How to Win the Lottery


A lottery is a game of chance where participants pay a small amount for the opportunity to win a large prize. The prize can be money, goods, or services. Lotteries are common in many countries. They are often used to award public services and facilities. Some examples include a lottery for kindergarten admission at a reputable school or a lottery for units in a subsidized housing block. They can also be used to award prizes in sports. Some lotteries are run as a government agency while others are operated by private companies.

The odds of winning a lottery are very low. Nevertheless, some people believe that they can predict the results of a lottery draw by using certain methods. They may use a combination of mathematical principles, such as combinatorial mathematics and probability theory, to separate combinations that have the same probability of winning from those with different probabilities. Some even use a calculator, such as the Lotterycodex calculator, to help them make informed choices. It is important to remember that any conclusions made about lottery results must be falsifiable and cannot be based on superstition.

Some numbers appear to come up more frequently than others, but this is purely random chance. The number 7 comes up more frequently than, say, 2, but it does not mean that you will win. The people who run lotteries have strict rules against rigging results, but the fact is that some numbers are more popular than others.

It is also important to diversify your number selections. Avoid selecting a set of numbers that are closely related, such as those that match birthdays or ages. Instead, choose numbers that are not likely to be selected by other players. You can also try playing in a group. This way, you can buy more tickets and increase your chances of winning.

If you want to increase your chances of winning, consider playing less-popular lotteries that have smaller jackpots. These lotteries often have lower ticket prices, so your chances of winning are significantly higher. Plus, you can avoid the hype that surrounds bigger jackpots and focus on your own strategy.

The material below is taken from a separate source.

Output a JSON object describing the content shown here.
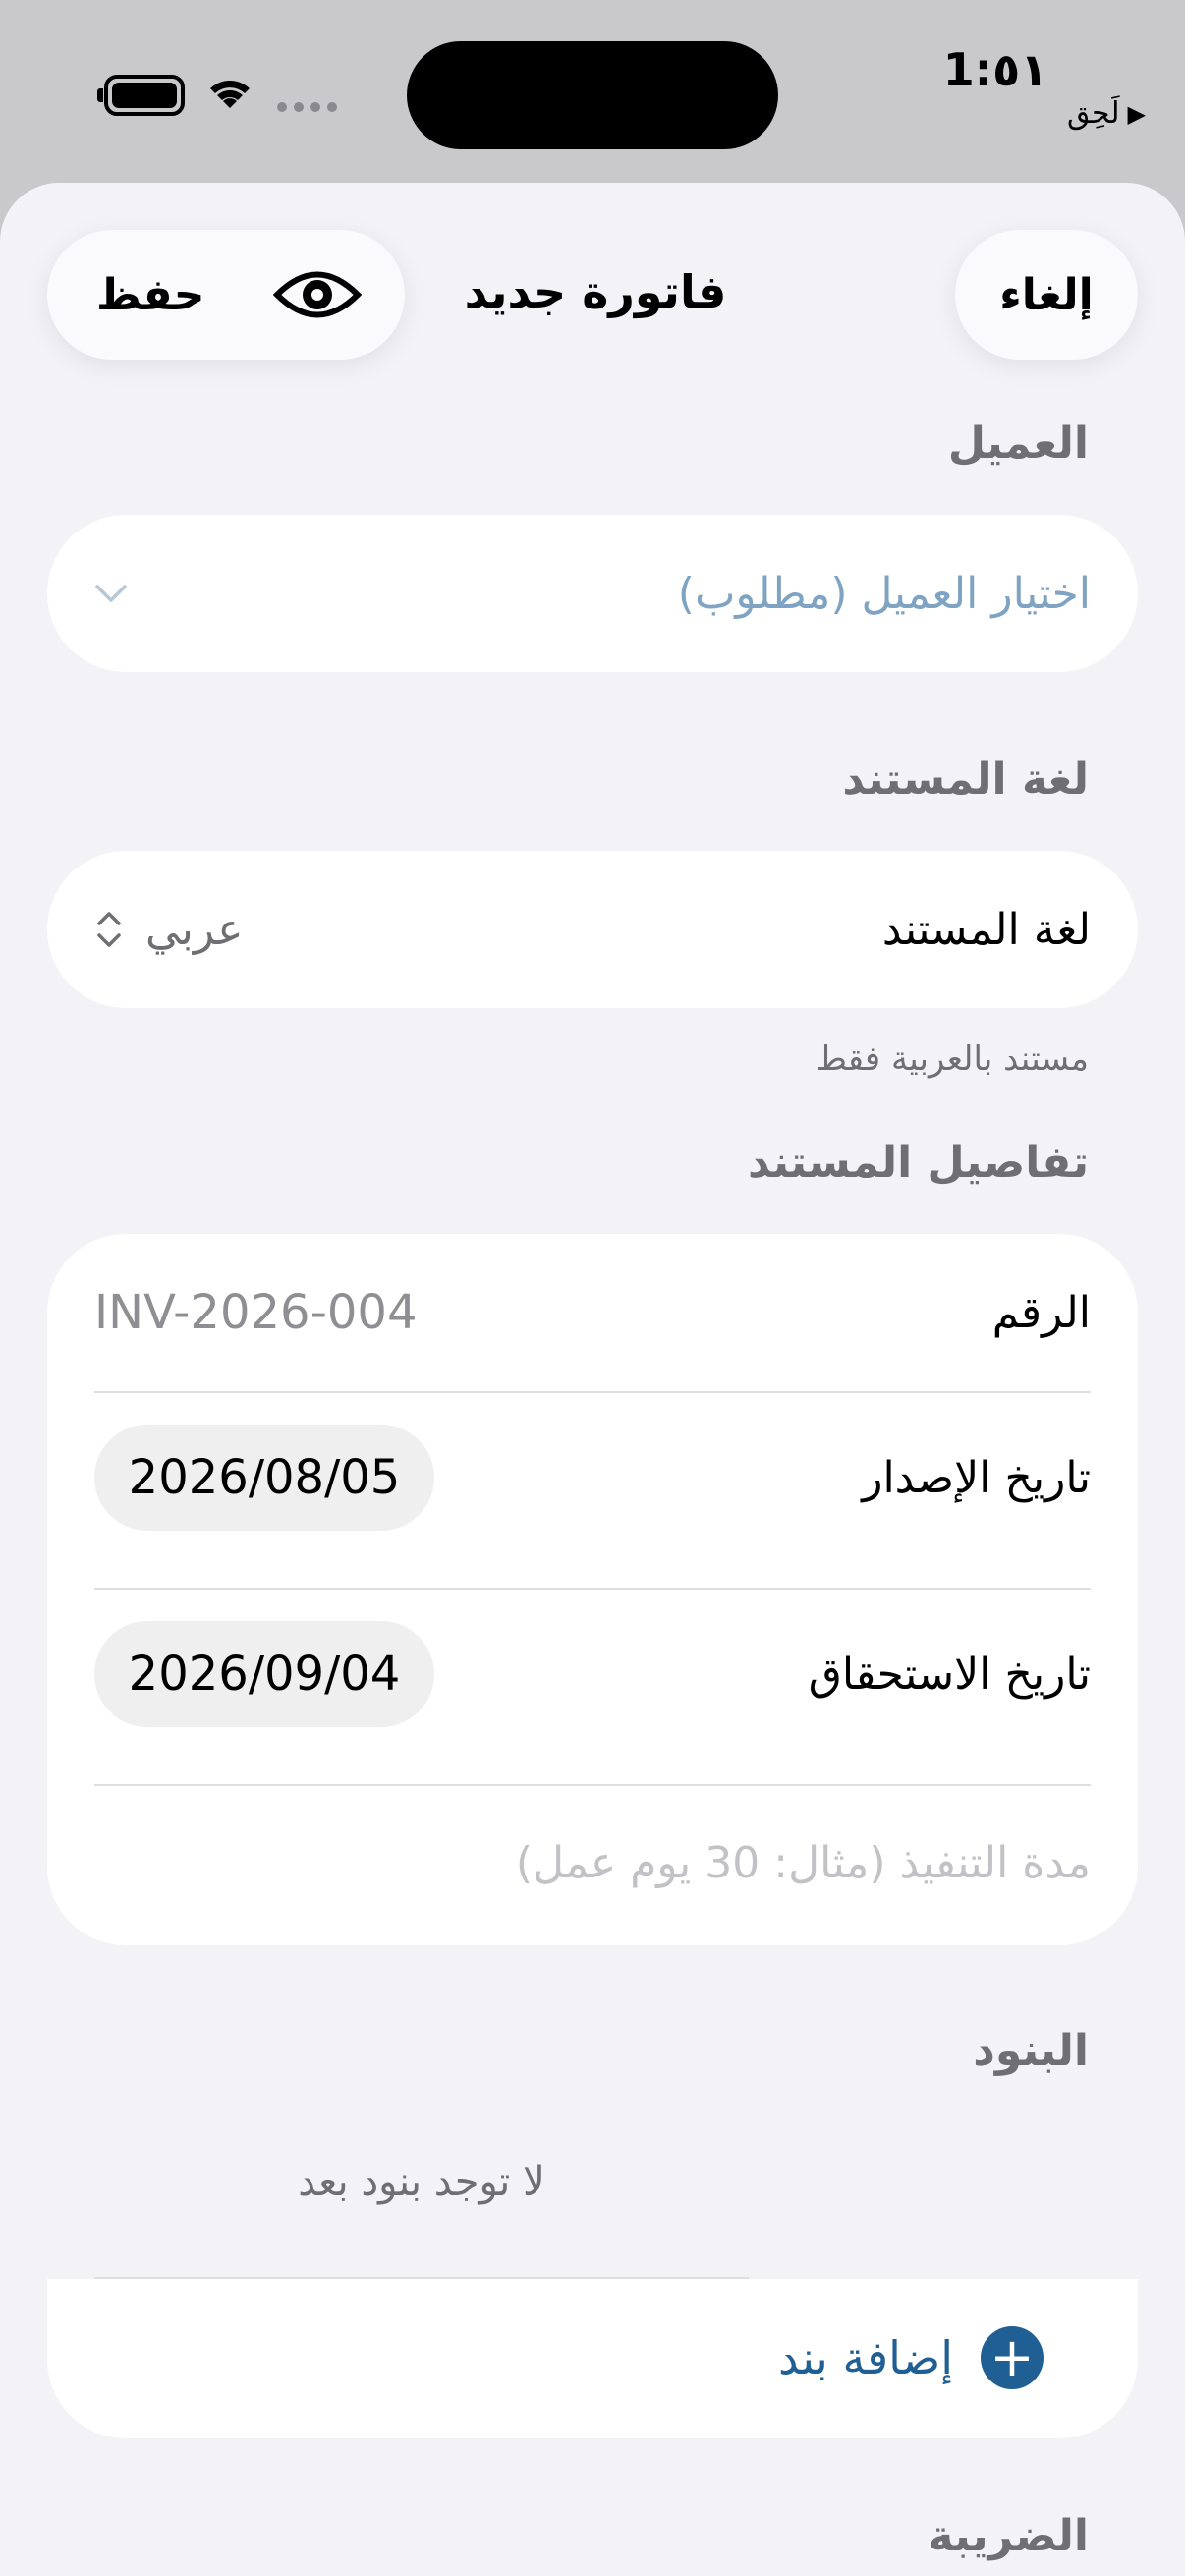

Although buying lottery tickets is considered a relatively low-risk investment, it can still cost you big in the long run. Lottery winners typically pay taxes on their winnings, and this can quickly deplete the proceeds of the jackpot. In addition, purchasing lottery tickets can drain your emergency fund and lead to debt. As a result, it is best to play only when you can afford the risk.